The Quad City Times. “A former Rock Island cotton mill converted into apartments 20 years ago is scheduled to be sold at a foreclosure auction on Aug. 21. Mike Farrell, an attorney for Sterling Federal Bank who is handling the foreclosure auction, said the building currently has residents. Those he has spoken with in the past, Farrell said, have said that they like the facility.”

“‘It’s a housing facility, and we want to make sure those options are out there,’ said Chandler Poole, Rock Island’s community and economic development director. He added that the city has no plans to take over the property and would prefer to see it remain as a senior housing facility.”

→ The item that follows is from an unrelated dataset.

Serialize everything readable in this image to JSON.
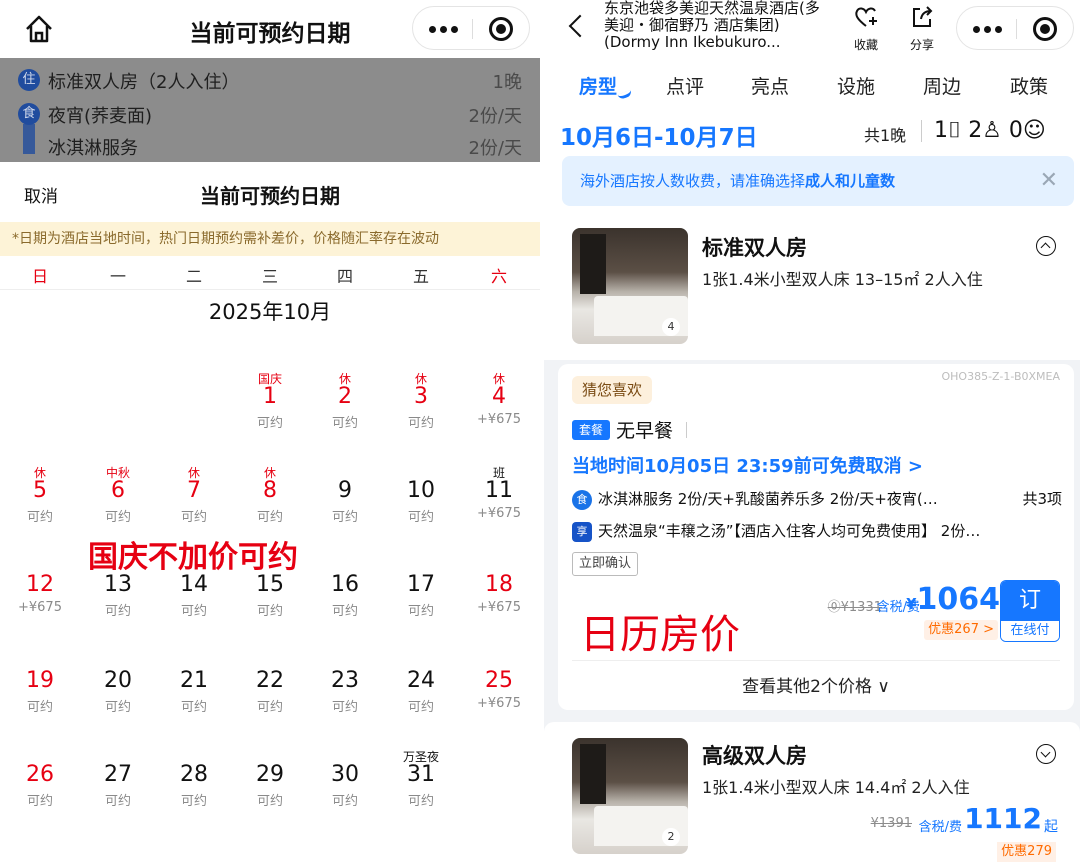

The Commercial Observer. “In New York’s dynamic and fluid housing market, it’s not unusual for developers to hold unsold units for a variety of reasons. Given the volume of new construction in recent years and the subsequent inventory of condominium units, developers are turning to condominium inventory loans to repay maturing construction loans and hold units for sale at a later date.”

“Inventory loans are most often associated with mid-market condominium developments, which still make up a large portion of these deals, but there has also been a surge in the luxury sector. Morris Betesh, a Meridian Senior Managing Director, recently closed two loans in Manhattan that reflect this trend and speak to the expanding range of property types that inventory loans support.”

“The first of these is a $20 million loan for 17 condo units at a 52-unit property located on Wall Street in New York City’s Financial District. Betesh secured the 24-month loan from a balance sheet lender. He also secured a 36-month inventory loan for a five-story luxury townhouse in Chelsea, which is currently on the market for nearly $30 million. ‘It’s typically harder to secure inventory loans for ‘super-luxury’ assets, but this is hardly a one-off situation,’ says Betesh. ‘Right now, we’re working on several deals for similar high-end properties around New York City.’”

“Meanwhile, sponsors gain more time to achieve their prices for units and in some cases can recapture equity and lower their interest rates by 1.5 percent to 2 percent by switching from a construction loan. Sponsors may also consider this a good time to hold onto unsold inventory. As the economy continues to grow and lucrative tech, media, and life sciences businesses expand in New York, more buyers will emerge.”